Flying standby has certainly changed in recent years. Once a tried-and-true method favored by budget travelers to score cheap, last-minute flights to holiday destinations, standby flying is now almost exclusively limited to pre-booked passengers needing to make same-day flight changes, or friends and family members of airline employees. But though the circumstances of flying standby may be different, the strategies for staying sane while waiting and improving your chances of scoring a seat remain the same. Here are some of the top tips to help you navigate your next standby flight:
Do your research.
Having a well-researched game plan is the best thing you can do to maximize your chances of success as a standby flyer. Be sure to read up on the standby policy of the airline you’re planning to fly with. All airlines operate differently when it comes to standby passengers, and it would be unfortunate to miss out on a seat due to a technicality you weren’t aware of. It’s also helpful to do some advance research on the days, times, and airports where you’ll be more likely to find flights that still have space remaining.

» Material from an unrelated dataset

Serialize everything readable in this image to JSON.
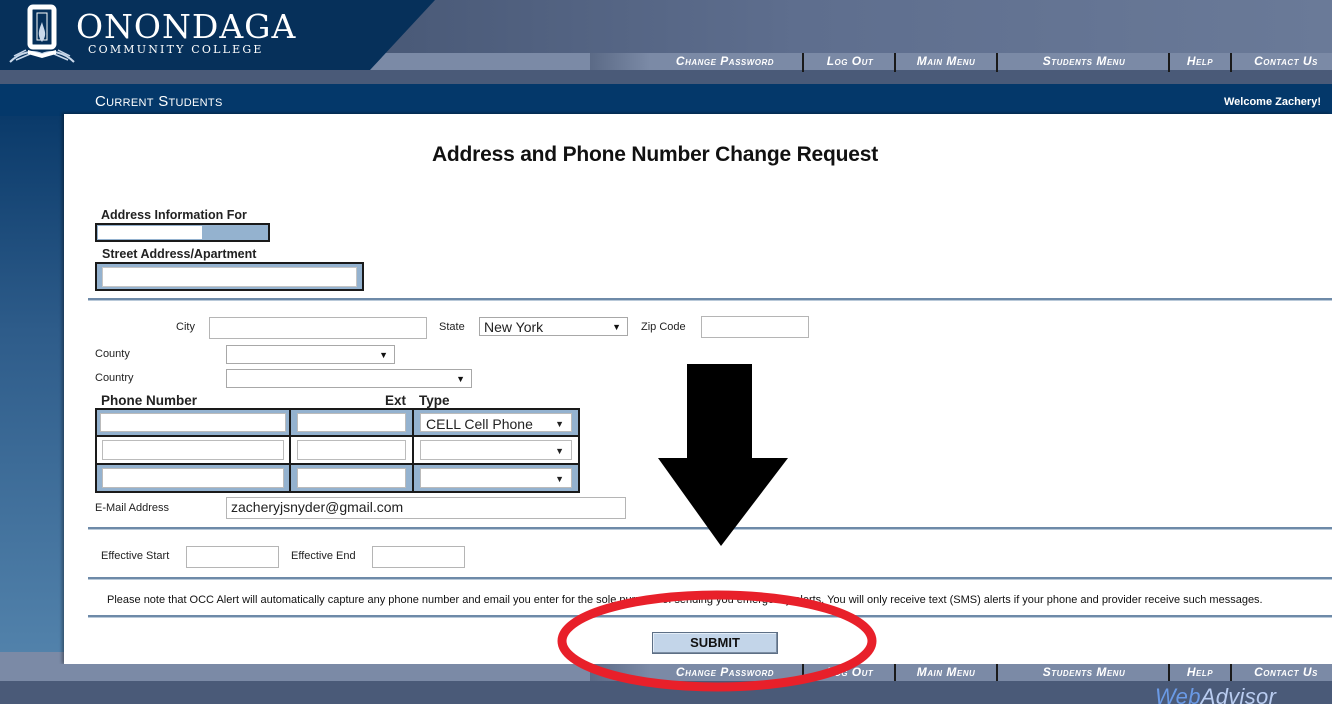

It’s technically possible to check bags when you’re a standby flyer, but it’s best avoided because it usually leads to delays and hassles at your destination. Traveling with just a carry-on is generally the best rule of thumb for standby flights.
Flying standby is all about being flexible. Unfortunately, your flexibility level decreases sharply if you are traveling with other people. To avoid headaches and frustration, both for yourself and for the gate agent helping you with your flight, save standby trips for times when you know you’ll be on your own.
Just because you’re on a waitlist for a standby seat doesn’t mean you are free to wander off to other areas of the airport. If you’re not at the gate and ready to board when your name is called, you’ll lose your chance at getting on the plane. So if you’re on standby, be sure that you are, in fact, standing by. It’s also a good idea to keep waiting at the gate, even if you’ve been told there’s no more space, until the plane actually leaves: sometimes final passenger miscounts can lead to down-to-the-wire seat openings.